From the Supreme Court, to labour boards, to arbitration tribunals — UFCW Canada and UFCW Canada Local Unions have been at the forefront of numerous cases which have redefined the labour environment in Canada. Some of these cases were at the centre of panel discussion including the successful UFCW Canada case against Mexico for blacklisting UFCW Canada migrant worker members in British Columbia; the recent court victory in Quebec against Walmart’s closure of its store in Jonqueire after members there unionised with UFCW Canada Local 503; UFCW Canada Local 401’s Supreme Court victory upholding the right of unions to videotape strike-breakers; and UFCW Canada legal breakthroughs and challenges, at the national and Local Union level, to secure collective bargaining rights for migrant seasonal agriculture workers.

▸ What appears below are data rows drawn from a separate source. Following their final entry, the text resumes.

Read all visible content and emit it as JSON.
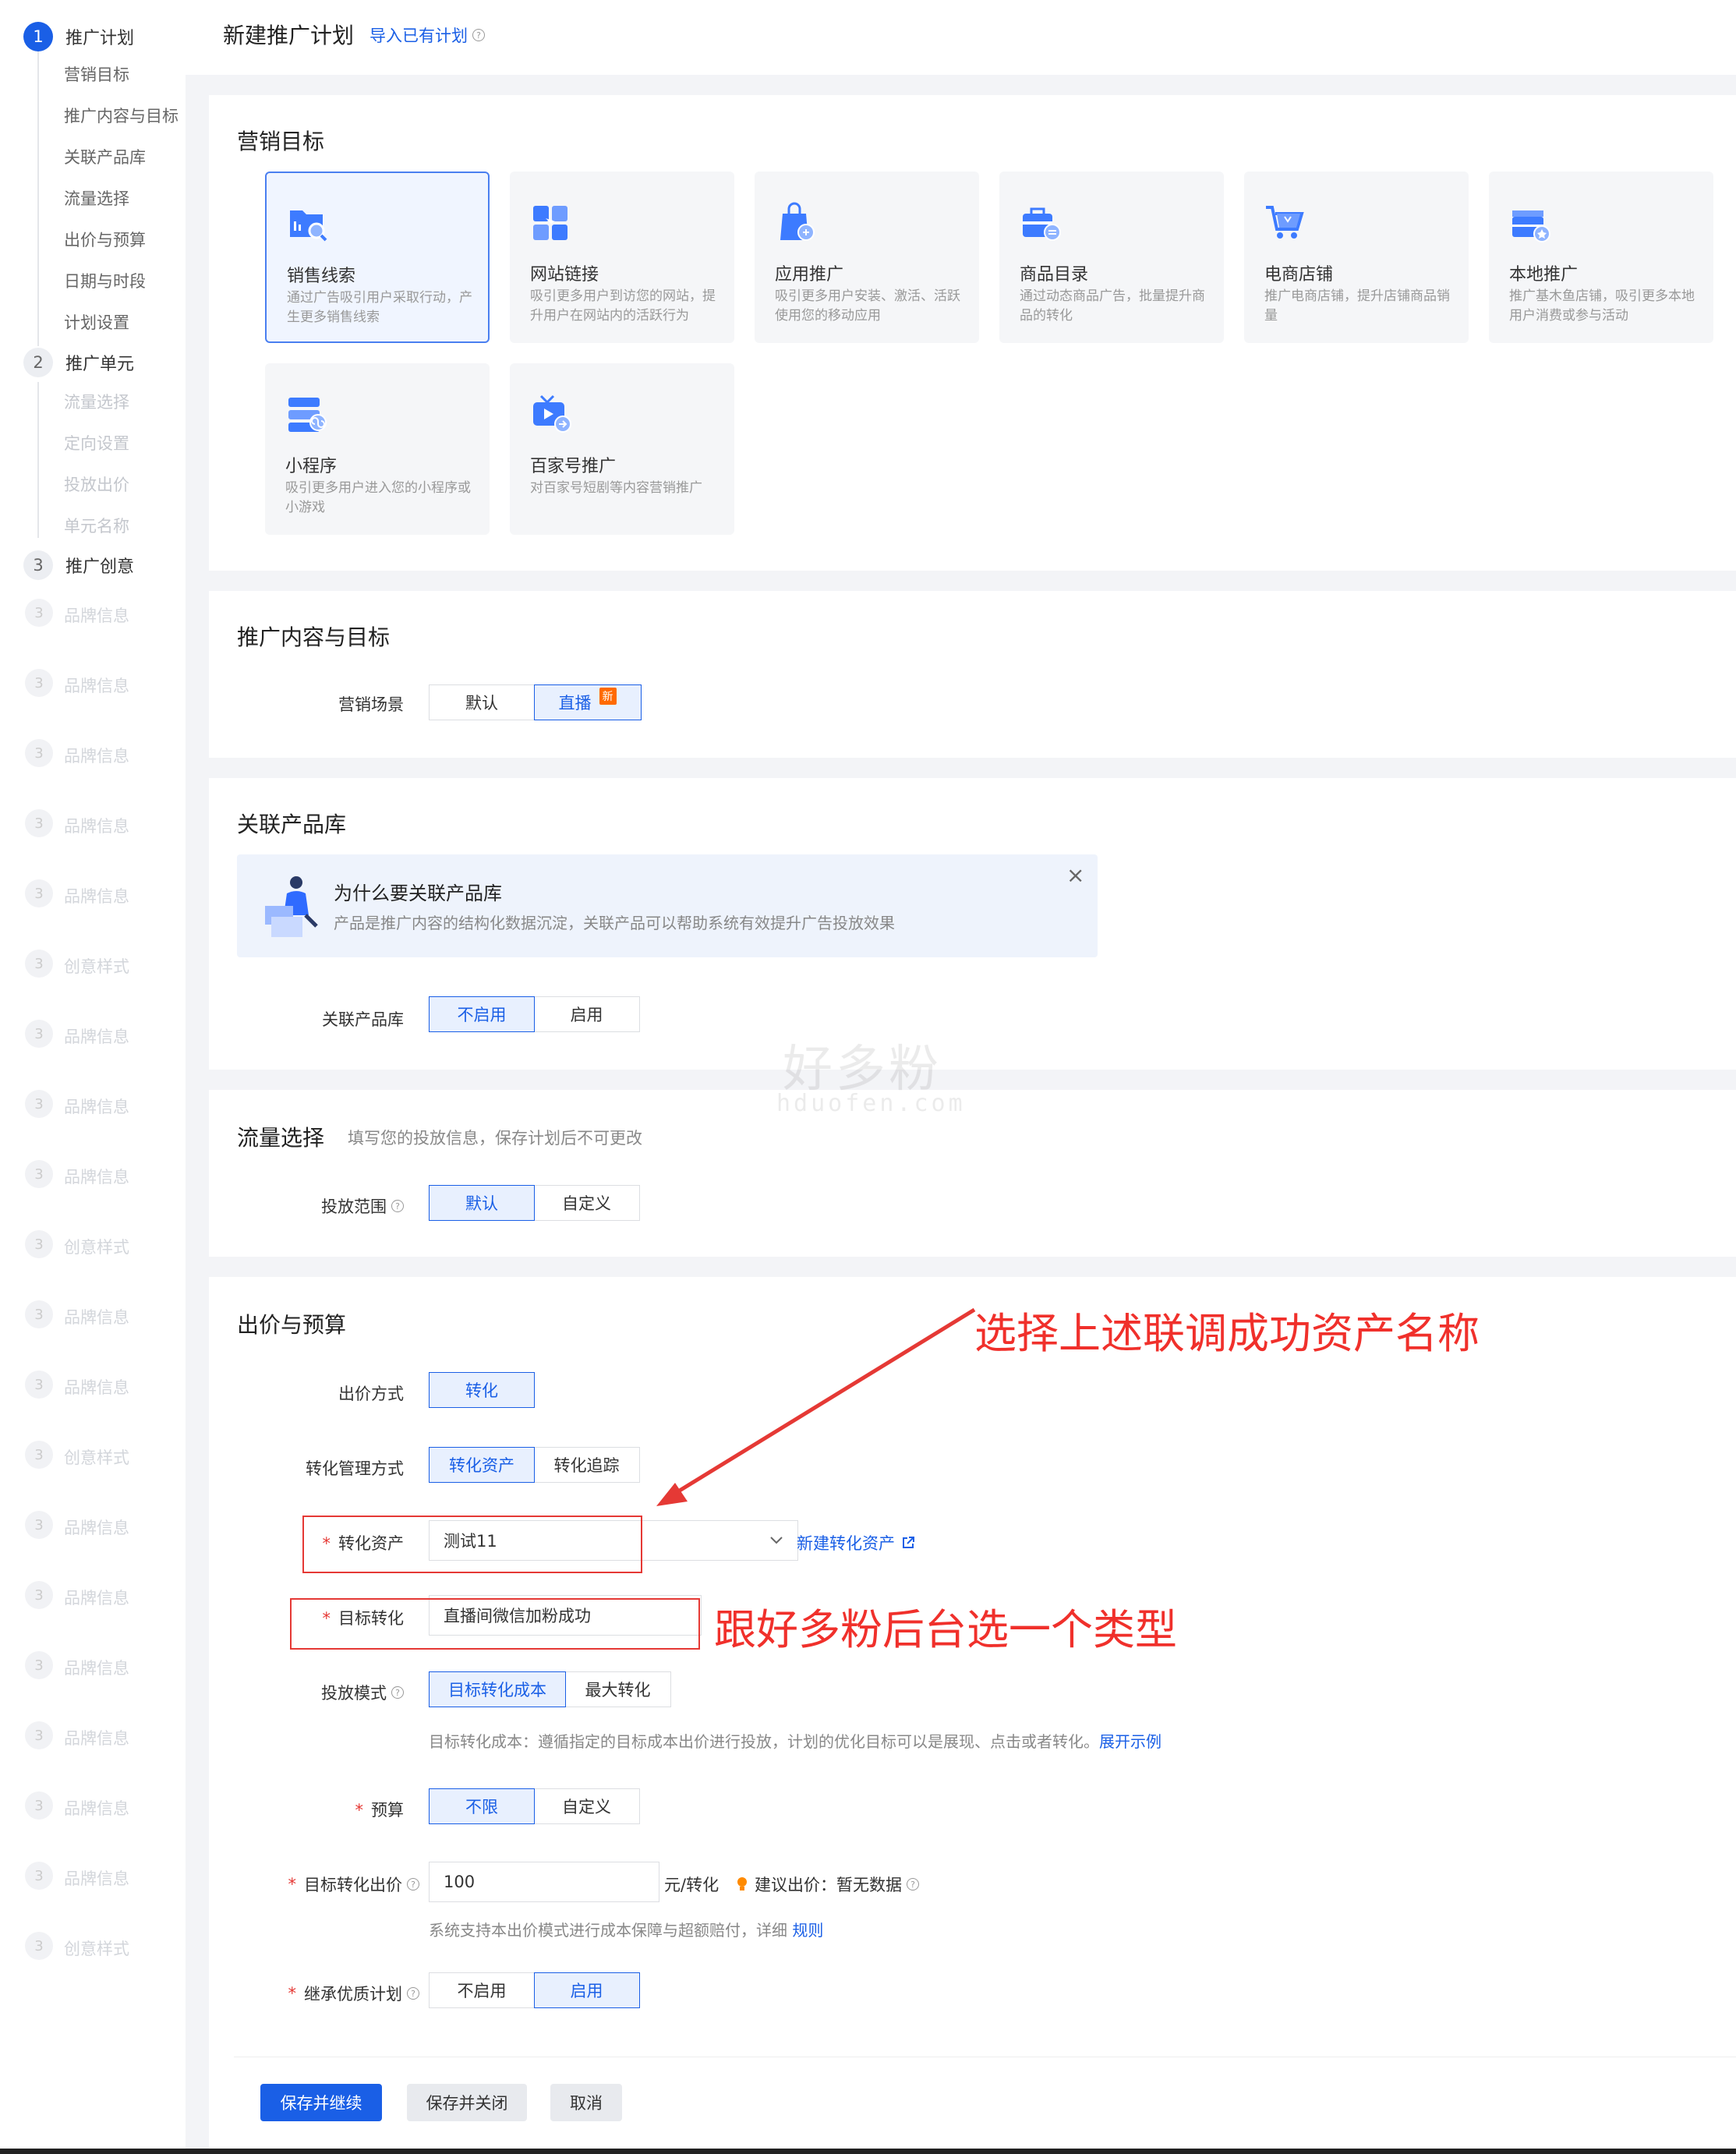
{
  "sidebar": {
    "steps": [
      {
        "num": "1",
        "label": "推广计划",
        "subs": [
          "营销目标",
          "推广内容与目标",
          "关联产品库",
          "流量选择",
          "出价与预算",
          "日期与时段",
          "计划设置"
        ]
      },
      {
        "num": "2",
        "label": "推广单元",
        "subs": [
          "流量选择",
          "定向设置",
          "投放出价",
          "单元名称"
        ]
      },
      {
        "num": "3",
        "label": "推广创意",
        "ghost": [
          "品牌信息",
          "品牌信息",
          "品牌信息",
          "品牌信息",
          "品牌信息",
          "创意样式",
          "品牌信息",
          "品牌信息",
          "品牌信息",
          "创意样式",
          "品牌信息",
          "品牌信息",
          "创意样式",
          "品牌信息",
          "品牌信息",
          "品牌信息",
          "品牌信息",
          "品牌信息",
          "品牌信息",
          "创意样式"
        ]
      }
    ]
  },
  "header": {
    "title": "新建推广计划",
    "import_link": "导入已有计划"
  },
  "marketing_goal": {
    "title": "营销目标",
    "options": [
      {
        "title": "销售线索",
        "desc": "通过广告吸引用户采取行动，产生更多销售线索",
        "icon": "folder-search-icon"
      },
      {
        "title": "网站链接",
        "desc": "吸引更多用户到访您的网站，提升用户在网站内的活跃行为",
        "icon": "grid-link-icon"
      },
      {
        "title": "应用推广",
        "desc": "吸引更多用户安装、激活、活跃使用您的移动应用",
        "icon": "app-bag-icon"
      },
      {
        "title": "商品目录",
        "desc": "通过动态商品广告，批量提升商品的转化",
        "icon": "briefcase-icon"
      },
      {
        "title": "电商店铺",
        "desc": "推广电商店铺，提升店铺商品销量",
        "icon": "shopping-cart-icon"
      },
      {
        "title": "本地推广",
        "desc": "推广基木鱼店铺，吸引更多本地用户消费或参与活动",
        "icon": "local-store-icon"
      },
      {
        "title": "小程序",
        "desc": "吸引更多用户进入您的小程序或小游戏",
        "icon": "mini-program-icon"
      },
      {
        "title": "百家号推广",
        "desc": "对百家号短剧等内容营销推广",
        "icon": "tv-play-icon"
      }
    ]
  },
  "content_goal": {
    "title": "推广内容与目标",
    "scene_label": "营销场景",
    "scene_options": [
      "默认",
      "直播"
    ],
    "new_badge": "新"
  },
  "product_lib": {
    "title": "关联产品库",
    "tip_title": "为什么要关联产品库",
    "tip_desc": "产品是推广内容的结构化数据沉淀，关联产品可以帮助系统有效提升广告投放效果",
    "close": "×",
    "label": "关联产品库",
    "options": [
      "不启用",
      "启用"
    ]
  },
  "traffic": {
    "title": "流量选择",
    "subtitle": "填写您的投放信息，保存计划后不可更改",
    "label": "投放范围",
    "options": [
      "默认",
      "自定义"
    ]
  },
  "bid_budget": {
    "title": "出价与预算",
    "bid_method_label": "出价方式",
    "bid_method_options": [
      "转化"
    ],
    "conv_mgmt_label": "转化管理方式",
    "conv_mgmt_options": [
      "转化资产",
      "转化追踪"
    ],
    "conv_asset_label": "转化资产",
    "conv_asset_value": "测试11",
    "new_asset_link": "新建转化资产",
    "target_conv_label": "目标转化",
    "target_conv_value": "直播间微信加粉成功",
    "delivery_mode_label": "投放模式",
    "delivery_mode_options": [
      "目标转化成本",
      "最大转化"
    ],
    "delivery_mode_hint": "目标转化成本：遵循指定的目标成本出价进行投放，计划的优化目标可以是展现、点击或者转化。",
    "expand_example": "展开示例",
    "budget_label": "预算",
    "budget_options": [
      "不限",
      "自定义"
    ],
    "target_bid_label": "目标转化出价",
    "target_bid_value": "100",
    "target_bid_unit": "元/转化",
    "suggest_bid": "建议出价：暂无数据",
    "bid_hint": "系统支持本出价模式进行成本保障与超额赔付，详细",
    "rules_link": "规则",
    "inherit_label": "继承优质计划",
    "inherit_options": [
      "不启用",
      "启用"
    ]
  },
  "annotations": {
    "arrow_text": "选择上述联调成功资产名称",
    "type_text": "跟好多粉后台选一个类型",
    "watermark_cn": "好多粉",
    "watermark_en": "hduofen.com"
  },
  "footer": {
    "save_continue": "保存并继续",
    "save_close": "保存并关闭",
    "cancel": "取消"
  },
  "colors": {
    "primary": "#1a5fe6",
    "annotation_red": "#e53935"
  }
}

The impact of the ultra-conservative, anti-worker agenda on labour laws and governing bodies was also on the program, with American case studies and analyses of how to stop the Right-to-work-for-less agenda in Canada. Other updates including arbitration trends, medical records confidentiality, employee drug testing, duty to accommodate, and using the Charter to pursue worker labour justice, just to name a few of the topics — were delivered by a Who’s Who of some of Canada’s leading labour-side lawyers and academics.

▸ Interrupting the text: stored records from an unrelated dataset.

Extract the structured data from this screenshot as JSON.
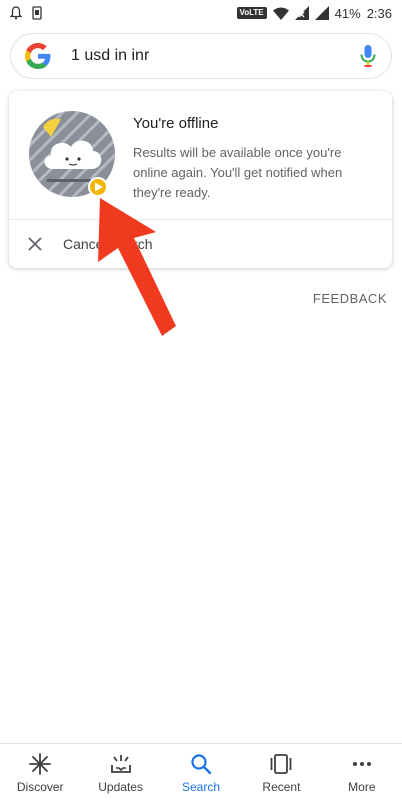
{
  "status_bar": {
    "volte": "VoLTE",
    "battery_percent": "41%",
    "time": "2:36"
  },
  "search": {
    "query": "1 usd in inr"
  },
  "offline_card": {
    "title": "You're offline",
    "body": "Results will be available once you're online again. You'll get notified when they're ready.",
    "cancel_label": "Cancel search"
  },
  "feedback_label": "FEEDBACK",
  "bottom_nav": {
    "items": [
      {
        "label": "Discover",
        "icon": "discover-icon"
      },
      {
        "label": "Updates",
        "icon": "updates-icon"
      },
      {
        "label": "Search",
        "icon": "search-icon"
      },
      {
        "label": "Recent",
        "icon": "recent-icon"
      },
      {
        "label": "More",
        "icon": "more-icon"
      }
    ],
    "active_index": 2
  },
  "colors": {
    "accent": "#1a73e8",
    "arrow": "#f03a1f",
    "play_badge": "#f4b400"
  }
}
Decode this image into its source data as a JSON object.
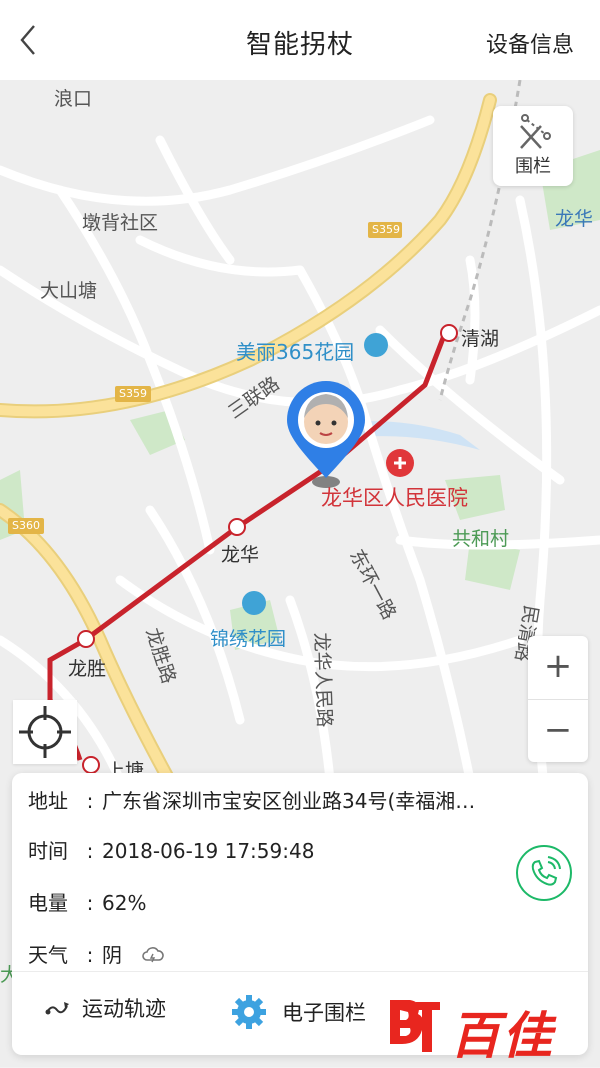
{
  "header": {
    "title": "智能拐杖",
    "right_link": "设备信息"
  },
  "map": {
    "labels": {
      "langkou": "浪口",
      "dunbei": "墩背社区",
      "dashantang": "大山塘",
      "longhua_tr": "龙华",
      "meili": "美丽365花园",
      "qinghu": "清湖",
      "sanlian": "三联路",
      "hospital": "龙华区人民医院",
      "gonghe": "共和村",
      "longhua_stn": "龙华",
      "dong1": "东环一路",
      "jinxiu": "锦绣花园",
      "longsheng_rd": "龙胜路",
      "longhua_rm": "龙华人民路",
      "minqing": "民清路",
      "longsheng_stn": "龙胜",
      "shangtang": "上塘",
      "s359a": "S359",
      "s359b": "S359",
      "s360": "S360",
      "da": "大"
    },
    "fence_button": "围栏",
    "zoom_in": "+",
    "zoom_out": "−"
  },
  "info": {
    "address_label": "地址",
    "address_value": "广东省深圳市宝安区创业路34号(幸福湘…",
    "time_label": "时间",
    "time_value": "2018-06-19  17:59:48",
    "battery_label": "电量",
    "battery_value": "62%",
    "weather_label": "天气",
    "weather_value": "阴",
    "colon": ":"
  },
  "actions": {
    "track": "运动轨迹",
    "fence": "电子围栏"
  },
  "brand": {
    "text": "百佳"
  },
  "colors": {
    "route": "#c8232c",
    "marker": "#2f7fe6",
    "phone": "#1db968",
    "gear": "#3da2e0",
    "brand": "#e8261f"
  }
}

"These two days have been significant in building a more cohesive national legal and litigation strategy," said Naveen Mehta, UFCW Canada’s general counsel. "With an increasingly hostile environment for working families, our Conference was an opportunity for UFCW Canada staff, leaders and lawyers to work collaboratively to protect the hard fought gains of the last 30 years."